A rough third quarter for sales and missed expectations for Chico’s FAS has led to a sharp drop in share price for the women’s clothing company.
And in a statement separate from the disappointing results, Chico’s said its brand president, Diane Ellis, has left the company. The Chico’s brand will be led by current CEO, Shelley Broader, as it searches for a replacement.
The brand attempted a refresh in February, in which it weighted merchandise and marketing toward “boho styles, bold colors and artisanal prints.” It also struck a deal to sell its products on Amazon.
Although the company acknowledges the strategy was successful in attracting new customers, it said classic “clean” silhouettes and basics suffered as a result. It may be one of the reasons, according to Chico’s, for the loss of its traditional customer base.
Chico’s FAS shares fell nearly 35 percent after the release of the Q3 earnings report Wednesday, and it closed the day at $4.79 after reaching $7.32 on Tuesday.
In a Nutshell: The company said its White House Black Market brand is carrying on with its repositioning and that merchandise margins had “improved significantly” thanks to less reliance on discounting and better full-price selling compared to 2017. Additionally, it announced that Chico’s Endless Aisle, a shared inventory platform, was connected to all stores in the quarter, giving the company a much-needed omnichannel component. It will allow customers to purchase online and add BOPIS capabilities to its e-commerce channels.
Another omnichannel improvement, Client Book, is set to provide business-facing clienteling tools that will allow store associates to create curated online “storefronts” for individual customers based on prior purchasing information, data that can then be passed on to online stylists for personalized recommendations. Chico’s expects to see a full rollout of the technology by the first quarter of 2019.
Sales: Chico’s total sales were $499.9 million for the third quarter, compared to $532.3 million in Q3 of last year, a decrease of 6.1 percent. Taken further, the retailer says excluding the $9.1 million impact of the hurricanes in Q3 of FY2017, sales have actually dropped 7.7 percent.
This was primarily driven by a comparable sales decline of 6.8 percent and the net closure of 43 stores since Q3 of last year. Comparable sales were down thanks to a combination of decreased transaction count and lower average dollar sales numbers.
Comparable sales were down 10.2 percent at Chico’s, 5.1 percent at White House Black Market and 6.8 percent at Total Company compared to last year’s third quarter. Only Soma, an intimate apparel label, saw its comparable sales increase year-over-year, at 2.4 percent.
Earnings: Chico’s reported a net income of $6.5 million for the quarter, resulting in earnings of $0.05 per diluted share. In the same period last year, net income was $16.7 million and earnings were set at $0.13 per diluted share.

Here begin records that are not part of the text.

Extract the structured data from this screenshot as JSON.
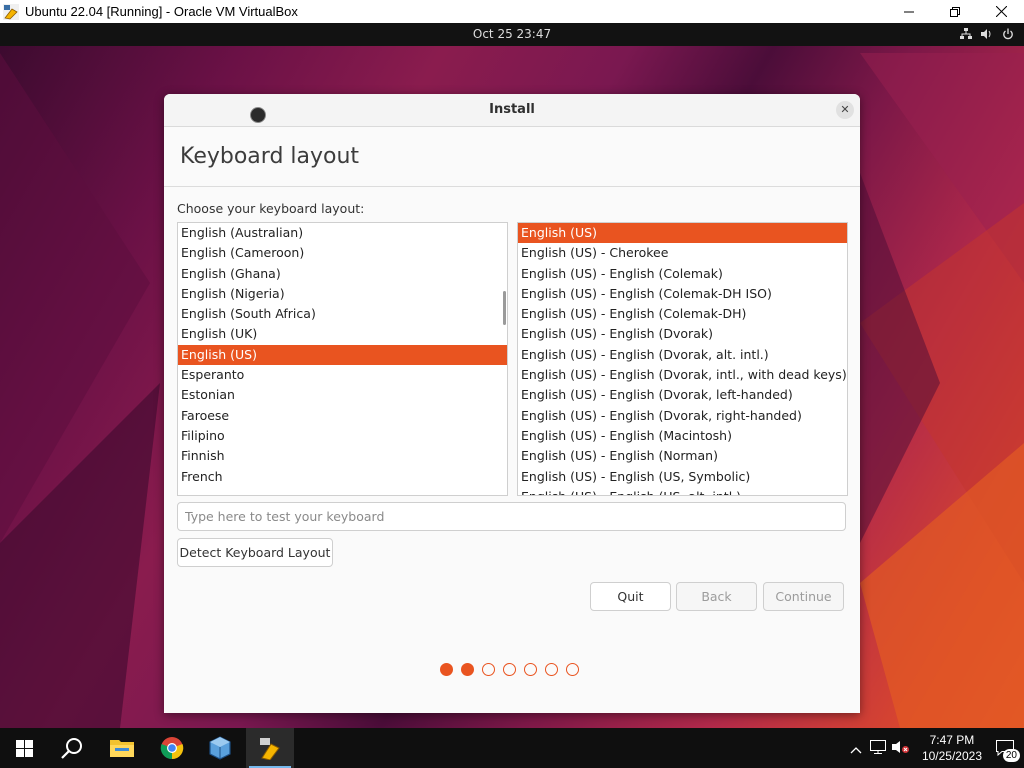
{
  "window": {
    "title": "Ubuntu 22.04 [Running] - Oracle VM VirtualBox"
  },
  "gnome": {
    "clock": "Oct 25  23:47"
  },
  "dialog": {
    "title": "Install",
    "page_title": "Keyboard layout",
    "prompt": "Choose your keyboard layout:",
    "layouts": [
      "English (Australian)",
      "English (Cameroon)",
      "English (Ghana)",
      "English (Nigeria)",
      "English (South Africa)",
      "English (UK)",
      "English (US)",
      "Esperanto",
      "Estonian",
      "Faroese",
      "Filipino",
      "Finnish",
      "French"
    ],
    "selected_layout": "English (US)",
    "variants": [
      "English (US)",
      "English (US) - Cherokee",
      "English (US) - English (Colemak)",
      "English (US) - English (Colemak-DH ISO)",
      "English (US) - English (Colemak-DH)",
      "English (US) - English (Dvorak)",
      "English (US) - English (Dvorak, alt. intl.)",
      "English (US) - English (Dvorak, intl., with dead keys)",
      "English (US) - English (Dvorak, left-handed)",
      "English (US) - English (Dvorak, right-handed)",
      "English (US) - English (Macintosh)",
      "English (US) - English (Norman)",
      "English (US) - English (US, Symbolic)",
      "English (US) - English (US, alt. intl.)"
    ],
    "selected_variant": "English (US)",
    "test_placeholder": "Type here to test your keyboard",
    "detect_button": "Detect Keyboard Layout",
    "quit_button": "Quit",
    "back_button": "Back",
    "continue_button": "Continue",
    "progress": {
      "total_steps": 7,
      "completed_steps": 2
    }
  },
  "taskbar": {
    "time": "7:47 PM",
    "date": "10/25/2023",
    "notification_count": "20"
  },
  "colors": {
    "accent": "#e95420",
    "topbar": "#121212",
    "taskbar": "#0f0f0f"
  }
}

For the year, overall, net income is at $52.3 million, compared to $73 million in 2017—earnings for the year are $0.41 per diluted share, compared to $0.57 from last year.

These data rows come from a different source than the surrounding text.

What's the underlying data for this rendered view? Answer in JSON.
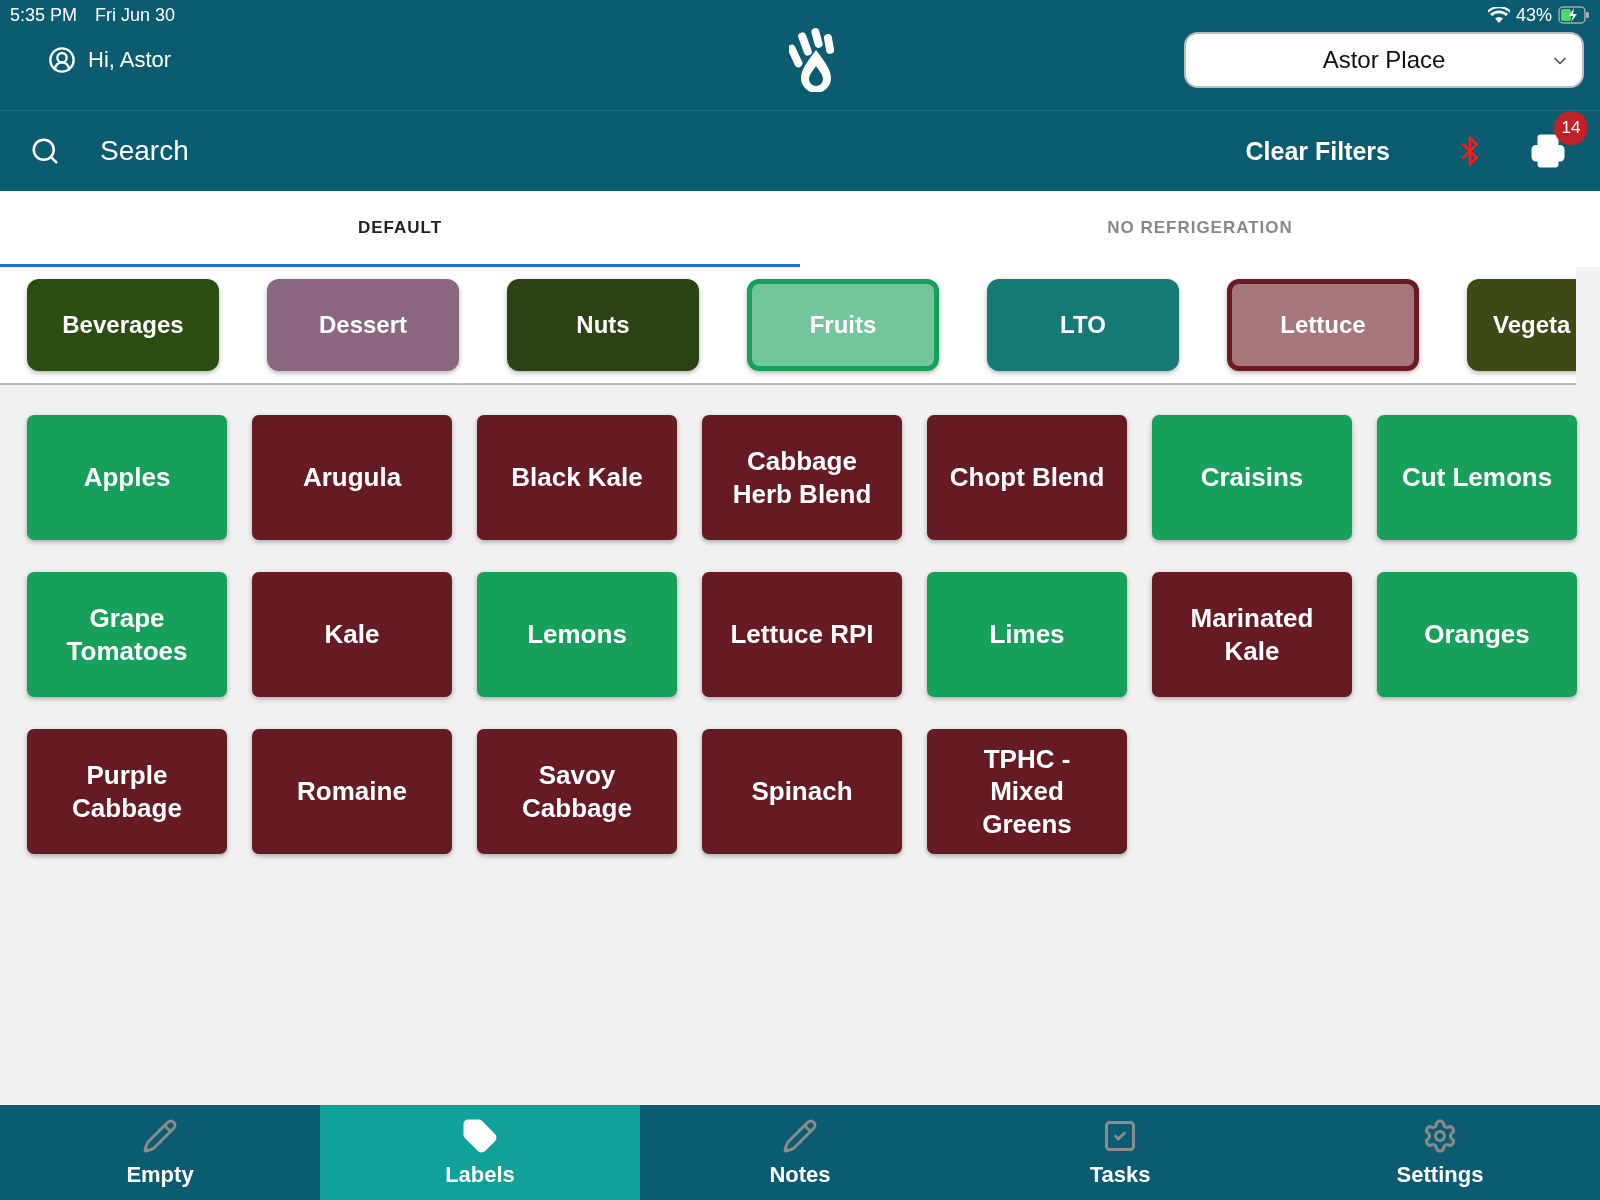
{
  "status_bar": {
    "time": "5:35 PM",
    "date": "Fri Jun 30",
    "battery": "43%"
  },
  "header": {
    "greeting": "Hi, Astor",
    "location": "Astor Place"
  },
  "toolbar": {
    "search": {
      "placeholder": "Search"
    },
    "clear_filters": "Clear Filters",
    "printer_badge": "14"
  },
  "tabs": [
    {
      "label": "DEFAULT",
      "selected": true
    },
    {
      "label": "NO REFRIGERATION",
      "selected": false
    }
  ],
  "categories": [
    {
      "label": "Beverages",
      "color": "#2a4d11",
      "selected": false
    },
    {
      "label": "Dessert",
      "color": "#8a6680",
      "selected": false
    },
    {
      "label": "Nuts",
      "color": "#2b4313",
      "selected": false
    },
    {
      "label": "Fruits",
      "color": "#16a05a",
      "selected": true
    },
    {
      "label": "LTO",
      "color": "#157a73",
      "selected": false
    },
    {
      "label": "Lettuce",
      "color": "#6b1a24",
      "selected": true
    },
    {
      "label": "Vegeta",
      "color": "#3e4a16",
      "selected": false
    }
  ],
  "items": [
    {
      "label": "Apples",
      "color": "#16a05a"
    },
    {
      "label": "Arugula",
      "color": "#661a22"
    },
    {
      "label": "Black Kale",
      "color": "#661a22"
    },
    {
      "label": "Cabbage Herb Blend",
      "color": "#661a22"
    },
    {
      "label": "Chopt Blend",
      "color": "#661a22"
    },
    {
      "label": "Craisins",
      "color": "#16a05a"
    },
    {
      "label": "Cut Lemons",
      "color": "#16a05a"
    },
    {
      "label": "Grape Tomatoes",
      "color": "#16a05a"
    },
    {
      "label": "Kale",
      "color": "#661a22"
    },
    {
      "label": "Lemons",
      "color": "#16a05a"
    },
    {
      "label": "Lettuce RPI",
      "color": "#661a22"
    },
    {
      "label": "Limes",
      "color": "#16a05a"
    },
    {
      "label": "Marinated Kale",
      "color": "#661a22"
    },
    {
      "label": "Oranges",
      "color": "#16a05a"
    },
    {
      "label": "Purple Cabbage",
      "color": "#661a22"
    },
    {
      "label": "Romaine",
      "color": "#661a22"
    },
    {
      "label": "Savoy Cabbage",
      "color": "#661a22"
    },
    {
      "label": "Spinach",
      "color": "#661a22"
    },
    {
      "label": "TPHC - Mixed Greens",
      "color": "#661a22"
    }
  ],
  "nav": [
    {
      "label": "Empty",
      "kind": "pencil",
      "selected": false
    },
    {
      "label": "Labels",
      "kind": "tag",
      "selected": true
    },
    {
      "label": "Notes",
      "kind": "pencil",
      "selected": false
    },
    {
      "label": "Tasks",
      "kind": "check",
      "selected": false
    },
    {
      "label": "Settings",
      "kind": "gear",
      "selected": false
    }
  ]
}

Earnings results included a favorable tax benefit of approximately $4.9 million from the Tax Cuts and Jobs Act of 2017.
CEO’s Take: Considering the disappointing results and the change in leadership, Chico’s CEO Shelley Broader’s message was one of immediate action and improvement. Stated improvements include adjusting spring assortments to “appropriately balance its merchandise architecture, reduce planned receipts and chase more classic merchandise.”
Additionally, the company said it would like to adjust inventory and marketing to be more inclusive of all customers, along with improving planning and allocation strategies to improve in-stock.
“Brand performance in the third quarter was mixed,” Broader said. “Soma again performed well and better than expectations, and White House Black Market is continuing its brand repositioning. However, our Chico’s brand did not deliver the sales we anticipated, which led to total Company results that were below expectations.”
“The initial emphasis that we selected for our Chico’s brand repositioning has not resonated with our broader target customer base,” Broader continued. “So, we are course correcting by implementing a performance improvement plan that includes brand leadership changes and adjustments to our product offering, marketing strategy and assortment architecture to better meet expectations for all customers who shop the Chico’s brand. Our attention is keenly focused on establishing a record of consistent top-line growth across all three of our brands.”